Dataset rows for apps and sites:
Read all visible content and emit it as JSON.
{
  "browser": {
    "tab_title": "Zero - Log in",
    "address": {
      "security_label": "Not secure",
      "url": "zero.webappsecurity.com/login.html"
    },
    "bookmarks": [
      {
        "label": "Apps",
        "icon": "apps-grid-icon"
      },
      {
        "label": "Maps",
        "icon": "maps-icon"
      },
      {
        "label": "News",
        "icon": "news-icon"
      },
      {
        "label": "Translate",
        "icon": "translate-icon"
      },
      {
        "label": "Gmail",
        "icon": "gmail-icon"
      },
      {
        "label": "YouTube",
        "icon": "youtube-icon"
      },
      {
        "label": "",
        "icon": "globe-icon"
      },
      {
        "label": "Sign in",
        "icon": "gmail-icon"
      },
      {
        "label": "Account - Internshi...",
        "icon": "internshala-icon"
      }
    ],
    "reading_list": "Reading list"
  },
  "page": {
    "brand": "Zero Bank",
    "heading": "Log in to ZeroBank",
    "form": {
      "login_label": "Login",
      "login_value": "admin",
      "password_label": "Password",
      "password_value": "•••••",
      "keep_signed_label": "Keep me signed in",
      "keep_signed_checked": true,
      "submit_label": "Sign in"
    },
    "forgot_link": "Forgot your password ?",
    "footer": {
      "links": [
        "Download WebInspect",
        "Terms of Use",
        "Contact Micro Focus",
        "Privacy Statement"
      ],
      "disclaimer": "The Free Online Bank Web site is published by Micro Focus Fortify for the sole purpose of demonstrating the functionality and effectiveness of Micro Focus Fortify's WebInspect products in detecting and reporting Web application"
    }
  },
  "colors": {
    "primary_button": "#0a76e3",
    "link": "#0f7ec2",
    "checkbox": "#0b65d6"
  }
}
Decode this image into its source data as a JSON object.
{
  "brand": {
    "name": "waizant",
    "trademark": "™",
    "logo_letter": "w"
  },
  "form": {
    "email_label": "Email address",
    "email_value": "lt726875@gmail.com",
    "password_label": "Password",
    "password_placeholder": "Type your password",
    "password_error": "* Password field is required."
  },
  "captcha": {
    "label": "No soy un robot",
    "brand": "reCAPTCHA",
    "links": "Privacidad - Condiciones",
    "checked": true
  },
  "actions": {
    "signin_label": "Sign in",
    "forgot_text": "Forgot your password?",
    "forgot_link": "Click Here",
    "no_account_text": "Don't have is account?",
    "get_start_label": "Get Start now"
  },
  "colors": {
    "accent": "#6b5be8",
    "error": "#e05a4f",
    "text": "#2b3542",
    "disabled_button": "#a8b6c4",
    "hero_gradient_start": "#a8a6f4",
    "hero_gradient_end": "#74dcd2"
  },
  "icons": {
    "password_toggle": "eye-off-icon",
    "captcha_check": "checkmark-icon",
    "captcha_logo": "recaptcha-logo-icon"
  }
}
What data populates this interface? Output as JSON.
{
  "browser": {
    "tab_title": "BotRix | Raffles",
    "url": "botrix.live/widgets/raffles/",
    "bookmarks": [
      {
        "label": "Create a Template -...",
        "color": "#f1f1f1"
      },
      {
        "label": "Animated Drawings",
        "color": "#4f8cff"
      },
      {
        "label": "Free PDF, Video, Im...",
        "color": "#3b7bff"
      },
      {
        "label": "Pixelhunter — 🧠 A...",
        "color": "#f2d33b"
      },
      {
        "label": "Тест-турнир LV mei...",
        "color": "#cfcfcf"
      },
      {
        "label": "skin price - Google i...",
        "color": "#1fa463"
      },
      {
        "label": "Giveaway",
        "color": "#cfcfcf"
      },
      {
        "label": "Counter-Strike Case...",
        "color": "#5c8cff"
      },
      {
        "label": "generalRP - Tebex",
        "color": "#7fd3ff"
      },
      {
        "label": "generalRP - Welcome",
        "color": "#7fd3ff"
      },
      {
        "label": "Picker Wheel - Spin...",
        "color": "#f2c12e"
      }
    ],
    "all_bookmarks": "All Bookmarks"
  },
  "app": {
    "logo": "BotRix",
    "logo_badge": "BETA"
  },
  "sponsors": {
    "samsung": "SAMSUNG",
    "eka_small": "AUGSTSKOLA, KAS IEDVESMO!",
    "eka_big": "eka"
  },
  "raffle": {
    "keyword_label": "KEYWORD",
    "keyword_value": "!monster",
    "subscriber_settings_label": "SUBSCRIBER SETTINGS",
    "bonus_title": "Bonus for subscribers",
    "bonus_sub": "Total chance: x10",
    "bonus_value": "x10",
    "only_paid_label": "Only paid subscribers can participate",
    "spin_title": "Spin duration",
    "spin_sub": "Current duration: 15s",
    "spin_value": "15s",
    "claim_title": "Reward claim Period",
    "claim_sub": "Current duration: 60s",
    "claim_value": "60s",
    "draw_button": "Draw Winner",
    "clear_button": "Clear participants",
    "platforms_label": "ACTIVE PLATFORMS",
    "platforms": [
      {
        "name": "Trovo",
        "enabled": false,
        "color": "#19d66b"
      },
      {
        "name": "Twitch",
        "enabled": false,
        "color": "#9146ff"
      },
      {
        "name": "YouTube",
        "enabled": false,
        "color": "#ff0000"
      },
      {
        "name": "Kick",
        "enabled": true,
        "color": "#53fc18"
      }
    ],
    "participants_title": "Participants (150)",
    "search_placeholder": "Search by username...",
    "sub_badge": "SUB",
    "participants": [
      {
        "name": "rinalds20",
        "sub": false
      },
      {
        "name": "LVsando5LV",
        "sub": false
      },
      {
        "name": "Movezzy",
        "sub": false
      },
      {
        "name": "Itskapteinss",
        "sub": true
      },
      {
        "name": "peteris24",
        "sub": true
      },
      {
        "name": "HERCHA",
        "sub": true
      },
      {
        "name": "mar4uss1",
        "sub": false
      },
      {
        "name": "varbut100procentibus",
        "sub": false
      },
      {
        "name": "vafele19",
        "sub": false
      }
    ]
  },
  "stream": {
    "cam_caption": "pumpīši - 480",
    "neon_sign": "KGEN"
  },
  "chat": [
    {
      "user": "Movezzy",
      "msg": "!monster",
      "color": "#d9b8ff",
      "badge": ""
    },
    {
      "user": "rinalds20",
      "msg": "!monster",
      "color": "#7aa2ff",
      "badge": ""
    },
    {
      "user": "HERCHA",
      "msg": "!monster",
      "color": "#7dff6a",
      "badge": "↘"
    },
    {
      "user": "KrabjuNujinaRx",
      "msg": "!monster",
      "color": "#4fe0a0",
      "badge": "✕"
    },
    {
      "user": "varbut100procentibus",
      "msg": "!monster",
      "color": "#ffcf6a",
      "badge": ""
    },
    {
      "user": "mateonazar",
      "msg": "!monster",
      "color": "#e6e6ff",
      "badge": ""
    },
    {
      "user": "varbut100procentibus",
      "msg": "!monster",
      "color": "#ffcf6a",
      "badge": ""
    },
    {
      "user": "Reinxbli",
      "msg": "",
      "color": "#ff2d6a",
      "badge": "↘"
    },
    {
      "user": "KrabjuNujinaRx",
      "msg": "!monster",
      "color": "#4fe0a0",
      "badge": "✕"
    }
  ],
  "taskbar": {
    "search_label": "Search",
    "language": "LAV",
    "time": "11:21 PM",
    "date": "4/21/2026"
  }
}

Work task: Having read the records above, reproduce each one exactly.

Answer for the task:
Read all visible content and emit it as JSON.
{
  "browser": {
    "tab_title": "Zero - Log in",
    "address": {
      "security_label": "Not secure",
      "url": "zero.webappsecurity.com/login.html"
    },
    "bookmarks": [
      {
        "label": "Apps",
        "icon": "apps-grid-icon"
      },
      {
        "label": "Maps",
        "icon": "maps-icon"
      },
      {
        "label": "News",
        "icon": "news-icon"
      },
      {
        "label": "Translate",
        "icon": "translate-icon"
      },
      {
        "label": "Gmail",
        "icon": "gmail-icon"
      },
      {
        "label": "YouTube",
        "icon": "youtube-icon"
      },
      {
        "label": "",
        "icon": "globe-icon"
      },
      {
        "label": "Sign in",
        "icon": "gmail-icon"
      },
      {
        "label": "Account - Internshi...",
        "icon": "internshala-icon"
      }
    ],
    "reading_list": "Reading list"
  },
  "page": {
    "brand": "Zero Bank",
    "heading": "Log in to ZeroBank",
    "form": {
      "login_label": "Login",
      "login_value": "admin",
      "password_label": "Password",
      "password_value": "•••••",
      "keep_signed_label": "Keep me signed in",
      "keep_signed_checked": true,
      "submit_label": "Sign in"
    },
    "forgot_link": "Forgot your password ?",
    "footer": {
      "links": [
        "Download WebInspect",
        "Terms of Use",
        "Contact Micro Focus",
        "Privacy Statement"
      ],
      "disclaimer": "The Free Online Bank Web site is published by Micro Focus Fortify for the sole purpose of demonstrating the functionality and effectiveness of Micro Focus Fortify's WebInspect products in detecting and reporting Web application"
    }
  },
  "colors": {
    "primary_button": "#0a76e3",
    "link": "#0f7ec2",
    "checkbox": "#0b65d6"
  }
}
Decode this image into its source data as a JSON object.
{
  "brand": {
    "name": "waizant",
    "trademark": "™",
    "logo_letter": "w"
  },
  "form": {
    "email_label": "Email address",
    "email_value": "lt726875@gmail.com",
    "password_label": "Password",
    "password_placeholder": "Type your password",
    "password_error": "* Password field is required."
  },
  "captcha": {
    "label": "No soy un robot",
    "brand": "reCAPTCHA",
    "links": "Privacidad - Condiciones",
    "checked": true
  },
  "actions": {
    "signin_label": "Sign in",
    "forgot_text": "Forgot your password?",
    "forgot_link": "Click Here",
    "no_account_text": "Don't have is account?",
    "get_start_label": "Get Start now"
  },
  "colors": {
    "accent": "#6b5be8",
    "error": "#e05a4f",
    "text": "#2b3542",
    "disabled_button": "#a8b6c4",
    "hero_gradient_start": "#a8a6f4",
    "hero_gradient_end": "#74dcd2"
  },
  "icons": {
    "password_toggle": "eye-off-icon",
    "captcha_check": "checkmark-icon",
    "captcha_logo": "recaptcha-logo-icon"
  }
}
What data populates this interface? Output as JSON.
{
  "browser": {
    "tab_title": "BotRix | Raffles",
    "url": "botrix.live/widgets/raffles/",
    "bookmarks": [
      {
        "label": "Create a Template -...",
        "color": "#f1f1f1"
      },
      {
        "label": "Animated Drawings",
        "color": "#4f8cff"
      },
      {
        "label": "Free PDF, Video, Im...",
        "color": "#3b7bff"
      },
      {
        "label": "Pixelhunter — 🧠 A...",
        "color": "#f2d33b"
      },
      {
        "label": "Тест-турнир LV mei...",
        "color": "#cfcfcf"
      },
      {
        "label": "skin price - Google i...",
        "color": "#1fa463"
      },
      {
        "label": "Giveaway",
        "color": "#cfcfcf"
      },
      {
        "label": "Counter-Strike Case...",
        "color": "#5c8cff"
      },
      {
        "label": "generalRP - Tebex",
        "color": "#7fd3ff"
      },
      {
        "label": "generalRP - Welcome",
        "color": "#7fd3ff"
      },
      {
        "label": "Picker Wheel - Spin...",
        "color": "#f2c12e"
      }
    ],
    "all_bookmarks": "All Bookmarks"
  },
  "app": {
    "logo": "BotRix",
    "logo_badge": "BETA"
  },
  "sponsors": {
    "samsung": "SAMSUNG",
    "eka_small": "AUGSTSKOLA, KAS IEDVESMO!",
    "eka_big": "eka"
  },
  "raffle": {
    "keyword_label": "KEYWORD",
    "keyword_value": "!monster",
    "subscriber_settings_label": "SUBSCRIBER SETTINGS",
    "bonus_title": "Bonus for subscribers",
    "bonus_sub": "Total chance: x10",
    "bonus_value": "x10",
    "only_paid_label": "Only paid subscribers can participate",
    "spin_title": "Spin duration",
    "spin_sub": "Current duration: 15s",
    "spin_value": "15s",
    "claim_title": "Reward claim Period",
    "claim_sub": "Current duration: 60s",
    "claim_value": "60s",
    "draw_button": "Draw Winner",
    "clear_button": "Clear participants",
    "platforms_label": "ACTIVE PLATFORMS",
    "platforms": [
      {
        "name": "Trovo",
        "enabled": false,
        "color": "#19d66b"
      },
      {
        "name": "Twitch",
        "enabled": false,
        "color": "#9146ff"
      },
      {
        "name": "YouTube",
        "enabled": false,
        "color": "#ff0000"
      },
      {
        "name": "Kick",
        "enabled": true,
        "color": "#53fc18"
      }
    ],
    "participants_title": "Participants (150)",
    "search_placeholder": "Search by username...",
    "sub_badge": "SUB",
    "participants": [
      {
        "name": "rinalds20",
        "sub": false
      },
      {
        "name": "LVsando5LV",
        "sub": false
      },
      {
        "name": "Movezzy",
        "sub": false
      },
      {
        "name": "Itskapteinss",
        "sub": true
      },
      {
        "name": "peteris24",
        "sub": true
      },
      {
        "name": "HERCHA",
        "sub": true
      },
      {
        "name": "mar4uss1",
        "sub": false
      },
      {
        "name": "varbut100procentibus",
        "sub": false
      },
      {
        "name": "vafele19",
        "sub": false
      }
    ]
  },
  "stream": {
    "cam_caption": "pumpīši - 480",
    "neon_sign": "KGEN"
  },
  "chat": [
    {
      "user": "Movezzy",
      "msg": "!monster",
      "color": "#d9b8ff",
      "badge": ""
    },
    {
      "user": "rinalds20",
      "msg": "!monster",
      "color": "#7aa2ff",
      "badge": ""
    },
    {
      "user": "HERCHA",
      "msg": "!monster",
      "color": "#7dff6a",
      "badge": "↘"
    },
    {
      "user": "KrabjuNujinaRx",
      "msg": "!monster",
      "color": "#4fe0a0",
      "badge": "✕"
    },
    {
      "user": "varbut100procentibus",
      "msg": "!monster",
      "color": "#ffcf6a",
      "badge": ""
    },
    {
      "user": "mateonazar",
      "msg": "!monster",
      "color": "#e6e6ff",
      "badge": ""
    },
    {
      "user": "varbut100procentibus",
      "msg": "!monster",
      "color": "#ffcf6a",
      "badge": ""
    },
    {
      "user": "Reinxbli",
      "msg": "",
      "color": "#ff2d6a",
      "badge": "↘"
    },
    {
      "user": "KrabjuNujinaRx",
      "msg": "!monster",
      "color": "#4fe0a0",
      "badge": "✕"
    }
  ],
  "taskbar": {
    "search_label": "Search",
    "language": "LAV",
    "time": "11:21 PM",
    "date": "4/21/2026"
  }
}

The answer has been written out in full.